↓
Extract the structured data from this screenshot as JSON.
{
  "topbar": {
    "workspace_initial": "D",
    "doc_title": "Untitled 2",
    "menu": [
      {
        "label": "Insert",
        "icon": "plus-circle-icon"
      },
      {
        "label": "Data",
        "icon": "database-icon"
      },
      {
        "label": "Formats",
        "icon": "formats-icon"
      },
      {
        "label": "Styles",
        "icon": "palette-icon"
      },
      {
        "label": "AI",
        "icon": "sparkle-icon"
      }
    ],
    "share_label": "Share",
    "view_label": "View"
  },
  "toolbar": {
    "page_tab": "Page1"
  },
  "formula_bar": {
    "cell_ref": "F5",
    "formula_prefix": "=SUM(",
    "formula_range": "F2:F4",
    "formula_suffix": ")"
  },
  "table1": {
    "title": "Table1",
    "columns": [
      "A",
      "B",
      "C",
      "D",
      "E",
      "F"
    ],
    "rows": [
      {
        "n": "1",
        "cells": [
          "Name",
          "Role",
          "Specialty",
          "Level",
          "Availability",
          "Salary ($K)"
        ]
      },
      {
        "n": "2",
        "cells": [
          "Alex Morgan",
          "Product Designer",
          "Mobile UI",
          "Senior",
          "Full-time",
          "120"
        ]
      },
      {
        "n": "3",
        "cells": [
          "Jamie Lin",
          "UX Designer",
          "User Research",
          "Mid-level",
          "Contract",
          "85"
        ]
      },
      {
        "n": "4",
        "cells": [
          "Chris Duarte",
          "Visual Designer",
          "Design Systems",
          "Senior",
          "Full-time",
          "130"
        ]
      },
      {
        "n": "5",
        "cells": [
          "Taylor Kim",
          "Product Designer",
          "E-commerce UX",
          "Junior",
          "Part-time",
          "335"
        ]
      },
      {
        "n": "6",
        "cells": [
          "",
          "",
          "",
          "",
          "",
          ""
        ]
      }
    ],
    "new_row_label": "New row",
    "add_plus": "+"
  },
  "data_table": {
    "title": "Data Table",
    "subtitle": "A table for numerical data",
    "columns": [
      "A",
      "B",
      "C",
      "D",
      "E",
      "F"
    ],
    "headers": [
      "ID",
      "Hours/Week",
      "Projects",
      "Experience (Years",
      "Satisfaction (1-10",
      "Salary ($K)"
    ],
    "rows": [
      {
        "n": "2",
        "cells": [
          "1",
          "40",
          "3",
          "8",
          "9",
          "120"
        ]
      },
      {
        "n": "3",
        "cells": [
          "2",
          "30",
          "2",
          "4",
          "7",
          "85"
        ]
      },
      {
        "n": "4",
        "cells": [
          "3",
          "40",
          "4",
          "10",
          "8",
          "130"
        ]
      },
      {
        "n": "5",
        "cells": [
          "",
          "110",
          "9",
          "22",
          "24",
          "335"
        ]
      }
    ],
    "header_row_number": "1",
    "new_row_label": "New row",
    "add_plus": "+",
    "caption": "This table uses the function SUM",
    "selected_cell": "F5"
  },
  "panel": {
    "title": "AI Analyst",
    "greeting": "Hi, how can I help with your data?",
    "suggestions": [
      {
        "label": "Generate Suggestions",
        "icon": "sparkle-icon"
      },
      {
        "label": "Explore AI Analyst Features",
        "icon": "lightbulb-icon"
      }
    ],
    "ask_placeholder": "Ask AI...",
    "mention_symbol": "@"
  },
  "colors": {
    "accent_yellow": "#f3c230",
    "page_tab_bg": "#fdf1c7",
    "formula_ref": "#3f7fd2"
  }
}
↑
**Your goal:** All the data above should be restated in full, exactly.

**Answer box:**
Extract the structured data from this screenshot as JSON.
{
  "topbar": {
    "workspace_initial": "D",
    "doc_title": "Untitled 2",
    "menu": [
      {
        "label": "Insert",
        "icon": "plus-circle-icon"
      },
      {
        "label": "Data",
        "icon": "database-icon"
      },
      {
        "label": "Formats",
        "icon": "formats-icon"
      },
      {
        "label": "Styles",
        "icon": "palette-icon"
      },
      {
        "label": "AI",
        "icon": "sparkle-icon"
      }
    ],
    "share_label": "Share",
    "view_label": "View"
  },
  "toolbar": {
    "page_tab": "Page1"
  },
  "formula_bar": {
    "cell_ref": "F5",
    "formula_prefix": "=SUM(",
    "formula_range": "F2:F4",
    "formula_suffix": ")"
  },
  "table1": {
    "title": "Table1",
    "columns": [
      "A",
      "B",
      "C",
      "D",
      "E",
      "F"
    ],
    "rows": [
      {
        "n": "1",
        "cells": [
          "Name",
          "Role",
          "Specialty",
          "Level",
          "Availability",
          "Salary ($K)"
        ]
      },
      {
        "n": "2",
        "cells": [
          "Alex Morgan",
          "Product Designer",
          "Mobile UI",
          "Senior",
          "Full-time",
          "120"
        ]
      },
      {
        "n": "3",
        "cells": [
          "Jamie Lin",
          "UX Designer",
          "User Research",
          "Mid-level",
          "Contract",
          "85"
        ]
      },
      {
        "n": "4",
        "cells": [
          "Chris Duarte",
          "Visual Designer",
          "Design Systems",
          "Senior",
          "Full-time",
          "130"
        ]
      },
      {
        "n": "5",
        "cells": [
          "Taylor Kim",
          "Product Designer",
          "E-commerce UX",
          "Junior",
          "Part-time",
          "335"
        ]
      },
      {
        "n": "6",
        "cells": [
          "",
          "",
          "",
          "",
          "",
          ""
        ]
      }
    ],
    "new_row_label": "New row",
    "add_plus": "+"
  },
  "data_table": {
    "title": "Data Table",
    "subtitle": "A table for numerical data",
    "columns": [
      "A",
      "B",
      "C",
      "D",
      "E",
      "F"
    ],
    "headers": [
      "ID",
      "Hours/Week",
      "Projects",
      "Experience (Years",
      "Satisfaction (1-10",
      "Salary ($K)"
    ],
    "rows": [
      {
        "n": "2",
        "cells": [
          "1",
          "40",
          "3",
          "8",
          "9",
          "120"
        ]
      },
      {
        "n": "3",
        "cells": [
          "2",
          "30",
          "2",
          "4",
          "7",
          "85"
        ]
      },
      {
        "n": "4",
        "cells": [
          "3",
          "40",
          "4",
          "10",
          "8",
          "130"
        ]
      },
      {
        "n": "5",
        "cells": [
          "",
          "110",
          "9",
          "22",
          "24",
          "335"
        ]
      }
    ],
    "header_row_number": "1",
    "new_row_label": "New row",
    "add_plus": "+",
    "caption": "This table uses the function SUM",
    "selected_cell": "F5"
  },
  "panel": {
    "title": "AI Analyst",
    "greeting": "Hi, how can I help with your data?",
    "suggestions": [
      {
        "label": "Generate Suggestions",
        "icon": "sparkle-icon"
      },
      {
        "label": "Explore AI Analyst Features",
        "icon": "lightbulb-icon"
      }
    ],
    "ask_placeholder": "Ask AI...",
    "mention_symbol": "@"
  },
  "colors": {
    "accent_yellow": "#f3c230",
    "page_tab_bg": "#fdf1c7",
    "formula_ref": "#3f7fd2"
  }
}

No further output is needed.